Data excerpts
↓

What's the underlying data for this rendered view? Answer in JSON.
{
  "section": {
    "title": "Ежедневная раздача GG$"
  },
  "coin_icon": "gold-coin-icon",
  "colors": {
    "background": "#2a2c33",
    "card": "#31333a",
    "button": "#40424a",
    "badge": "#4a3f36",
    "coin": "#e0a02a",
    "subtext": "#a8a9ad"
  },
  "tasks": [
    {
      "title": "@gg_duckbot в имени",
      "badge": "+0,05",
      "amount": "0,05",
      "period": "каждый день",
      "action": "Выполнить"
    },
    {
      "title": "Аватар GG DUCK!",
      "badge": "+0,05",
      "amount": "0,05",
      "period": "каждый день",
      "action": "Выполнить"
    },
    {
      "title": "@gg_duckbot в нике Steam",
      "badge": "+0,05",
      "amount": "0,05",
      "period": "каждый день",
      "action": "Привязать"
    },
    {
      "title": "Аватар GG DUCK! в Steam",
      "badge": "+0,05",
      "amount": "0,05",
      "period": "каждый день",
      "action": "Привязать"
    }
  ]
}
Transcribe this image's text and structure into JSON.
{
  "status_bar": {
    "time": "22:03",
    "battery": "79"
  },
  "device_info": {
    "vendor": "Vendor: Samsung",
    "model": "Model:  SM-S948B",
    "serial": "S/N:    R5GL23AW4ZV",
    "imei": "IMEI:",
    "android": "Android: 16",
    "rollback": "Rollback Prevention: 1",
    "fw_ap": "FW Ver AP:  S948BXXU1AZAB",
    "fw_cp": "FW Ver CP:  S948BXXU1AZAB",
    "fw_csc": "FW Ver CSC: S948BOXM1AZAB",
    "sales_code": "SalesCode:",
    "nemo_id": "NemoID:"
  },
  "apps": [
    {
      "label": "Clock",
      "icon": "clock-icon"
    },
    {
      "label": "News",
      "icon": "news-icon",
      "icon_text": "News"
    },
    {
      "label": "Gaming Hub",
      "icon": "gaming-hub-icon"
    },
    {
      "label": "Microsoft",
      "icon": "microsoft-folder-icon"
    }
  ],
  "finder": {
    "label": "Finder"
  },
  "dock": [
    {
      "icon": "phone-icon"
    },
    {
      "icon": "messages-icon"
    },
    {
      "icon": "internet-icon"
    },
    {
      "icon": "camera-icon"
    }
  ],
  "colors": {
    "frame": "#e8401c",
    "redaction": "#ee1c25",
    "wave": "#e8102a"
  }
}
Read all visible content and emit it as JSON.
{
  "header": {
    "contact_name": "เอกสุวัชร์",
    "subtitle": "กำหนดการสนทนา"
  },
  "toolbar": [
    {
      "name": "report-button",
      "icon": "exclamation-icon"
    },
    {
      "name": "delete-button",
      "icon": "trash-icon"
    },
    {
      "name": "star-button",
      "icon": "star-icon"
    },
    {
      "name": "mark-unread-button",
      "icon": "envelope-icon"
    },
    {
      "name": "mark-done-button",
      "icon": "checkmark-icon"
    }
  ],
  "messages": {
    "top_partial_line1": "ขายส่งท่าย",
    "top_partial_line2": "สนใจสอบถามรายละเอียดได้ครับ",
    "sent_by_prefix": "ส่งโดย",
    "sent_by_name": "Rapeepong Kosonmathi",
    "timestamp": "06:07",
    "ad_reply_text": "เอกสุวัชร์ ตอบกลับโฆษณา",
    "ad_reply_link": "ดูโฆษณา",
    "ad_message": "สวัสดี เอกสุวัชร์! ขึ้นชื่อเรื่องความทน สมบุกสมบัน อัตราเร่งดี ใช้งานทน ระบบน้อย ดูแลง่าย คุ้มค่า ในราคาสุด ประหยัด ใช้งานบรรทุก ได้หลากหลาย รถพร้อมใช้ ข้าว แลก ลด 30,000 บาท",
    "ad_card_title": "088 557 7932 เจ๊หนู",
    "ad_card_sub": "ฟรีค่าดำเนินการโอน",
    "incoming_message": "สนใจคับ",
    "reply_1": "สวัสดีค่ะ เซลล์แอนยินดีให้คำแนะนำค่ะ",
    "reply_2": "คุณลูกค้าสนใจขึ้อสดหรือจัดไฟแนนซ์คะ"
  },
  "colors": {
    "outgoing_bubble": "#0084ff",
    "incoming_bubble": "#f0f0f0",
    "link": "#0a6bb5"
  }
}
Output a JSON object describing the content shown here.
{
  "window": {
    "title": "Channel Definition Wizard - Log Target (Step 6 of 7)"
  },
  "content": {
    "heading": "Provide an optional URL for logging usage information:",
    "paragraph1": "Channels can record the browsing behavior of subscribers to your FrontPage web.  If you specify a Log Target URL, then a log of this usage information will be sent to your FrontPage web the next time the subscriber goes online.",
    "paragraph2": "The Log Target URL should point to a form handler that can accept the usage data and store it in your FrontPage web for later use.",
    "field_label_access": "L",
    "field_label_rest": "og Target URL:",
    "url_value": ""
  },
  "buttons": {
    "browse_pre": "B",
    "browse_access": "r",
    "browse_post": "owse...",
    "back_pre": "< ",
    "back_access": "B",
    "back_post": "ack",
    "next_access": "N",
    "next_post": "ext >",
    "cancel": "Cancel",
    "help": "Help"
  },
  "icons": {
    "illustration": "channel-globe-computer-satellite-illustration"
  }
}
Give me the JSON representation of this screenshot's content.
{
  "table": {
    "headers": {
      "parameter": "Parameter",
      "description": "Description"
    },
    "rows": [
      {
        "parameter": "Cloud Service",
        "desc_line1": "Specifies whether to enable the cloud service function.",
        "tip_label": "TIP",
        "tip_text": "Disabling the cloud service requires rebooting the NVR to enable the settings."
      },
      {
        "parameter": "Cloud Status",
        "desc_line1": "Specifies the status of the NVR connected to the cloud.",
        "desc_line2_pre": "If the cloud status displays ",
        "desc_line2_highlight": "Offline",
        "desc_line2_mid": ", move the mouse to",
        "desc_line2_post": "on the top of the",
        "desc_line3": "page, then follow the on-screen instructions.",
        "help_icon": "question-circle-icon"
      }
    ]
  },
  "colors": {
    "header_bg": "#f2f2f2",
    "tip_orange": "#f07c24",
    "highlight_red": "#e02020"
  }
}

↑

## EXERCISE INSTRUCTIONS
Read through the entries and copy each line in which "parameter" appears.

## ANSWER TO THIS PROBLEM
      "parameter": "Parameter",
        "parameter": "Cloud Service",
        "parameter": "Cloud Status",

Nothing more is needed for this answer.